» **STUDY MATERIAL**:
== Segment start ==

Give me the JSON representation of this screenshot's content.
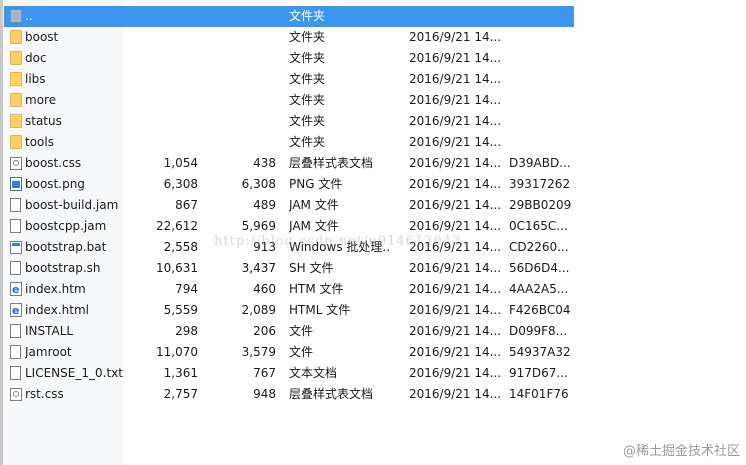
{
  "files": [
    {
      "icon": "up-folder-icon",
      "name": "..",
      "size": "",
      "packed": "",
      "type": "文件夹",
      "modified": "",
      "crc": "",
      "selected": true
    },
    {
      "icon": "folder-icon",
      "name": "boost",
      "size": "",
      "packed": "",
      "type": "文件夹",
      "modified": "2016/9/21 14...",
      "crc": ""
    },
    {
      "icon": "folder-icon",
      "name": "doc",
      "size": "",
      "packed": "",
      "type": "文件夹",
      "modified": "2016/9/21 14...",
      "crc": ""
    },
    {
      "icon": "folder-icon",
      "name": "libs",
      "size": "",
      "packed": "",
      "type": "文件夹",
      "modified": "2016/9/21 14...",
      "crc": ""
    },
    {
      "icon": "folder-icon",
      "name": "more",
      "size": "",
      "packed": "",
      "type": "文件夹",
      "modified": "2016/9/21 14...",
      "crc": ""
    },
    {
      "icon": "folder-icon",
      "name": "status",
      "size": "",
      "packed": "",
      "type": "文件夹",
      "modified": "2016/9/21 14...",
      "crc": ""
    },
    {
      "icon": "folder-icon",
      "name": "tools",
      "size": "",
      "packed": "",
      "type": "文件夹",
      "modified": "2016/9/21 14...",
      "crc": ""
    },
    {
      "icon": "stylesheet-file-icon",
      "name": "boost.css",
      "size": "1,054",
      "packed": "438",
      "type": "层叠样式表文档",
      "modified": "2016/9/21 14...",
      "crc": "D39ABD..."
    },
    {
      "icon": "image-file-icon",
      "name": "boost.png",
      "size": "6,308",
      "packed": "6,308",
      "type": "PNG 文件",
      "modified": "2016/9/21 14...",
      "crc": "39317262"
    },
    {
      "icon": "file-icon",
      "name": "boost-build.jam",
      "size": "867",
      "packed": "489",
      "type": "JAM 文件",
      "modified": "2016/9/21 14...",
      "crc": "29BB0209"
    },
    {
      "icon": "file-icon",
      "name": "boostcpp.jam",
      "size": "22,612",
      "packed": "5,969",
      "type": "JAM 文件",
      "modified": "2016/9/21 14...",
      "crc": "0C165C..."
    },
    {
      "icon": "batch-file-icon",
      "name": "bootstrap.bat",
      "size": "2,558",
      "packed": "913",
      "type": "Windows 批处理...",
      "modified": "2016/9/21 14...",
      "crc": "CD2260..."
    },
    {
      "icon": "file-icon",
      "name": "bootstrap.sh",
      "size": "10,631",
      "packed": "3,437",
      "type": "SH 文件",
      "modified": "2016/9/21 14...",
      "crc": "56D6D4..."
    },
    {
      "icon": "html-file-icon",
      "name": "index.htm",
      "size": "794",
      "packed": "460",
      "type": "HTM 文件",
      "modified": "2016/9/21 14...",
      "crc": "4AA2A5..."
    },
    {
      "icon": "html-file-icon",
      "name": "index.html",
      "size": "5,559",
      "packed": "2,089",
      "type": "HTML 文件",
      "modified": "2016/9/21 14...",
      "crc": "F426BC04"
    },
    {
      "icon": "file-icon",
      "name": "INSTALL",
      "size": "298",
      "packed": "206",
      "type": "文件",
      "modified": "2016/9/21 14...",
      "crc": "D099F8..."
    },
    {
      "icon": "file-icon",
      "name": "Jamroot",
      "size": "11,070",
      "packed": "3,579",
      "type": "文件",
      "modified": "2016/9/21 14...",
      "crc": "54937A32"
    },
    {
      "icon": "file-icon",
      "name": "LICENSE_1_0.txt",
      "size": "1,361",
      "packed": "767",
      "type": "文本文档",
      "modified": "2016/9/21 14...",
      "crc": "917D67..."
    },
    {
      "icon": "stylesheet-file-icon",
      "name": "rst.css",
      "size": "2,757",
      "packed": "948",
      "type": "层叠样式表文档",
      "modified": "2016/9/21 14...",
      "crc": "14F01F76"
    }
  ],
  "watermark": "http://blog.csdn.net/u014613043",
  "brand": "@稀土掘金技术社区",
  "colors": {
    "selection": "#3c96f0",
    "folder": "#f7d268"
  }
}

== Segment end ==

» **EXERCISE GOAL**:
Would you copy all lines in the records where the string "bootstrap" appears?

» **REPLY**:
      "name": "bootstrap.bat",
      "name": "bootstrap.sh",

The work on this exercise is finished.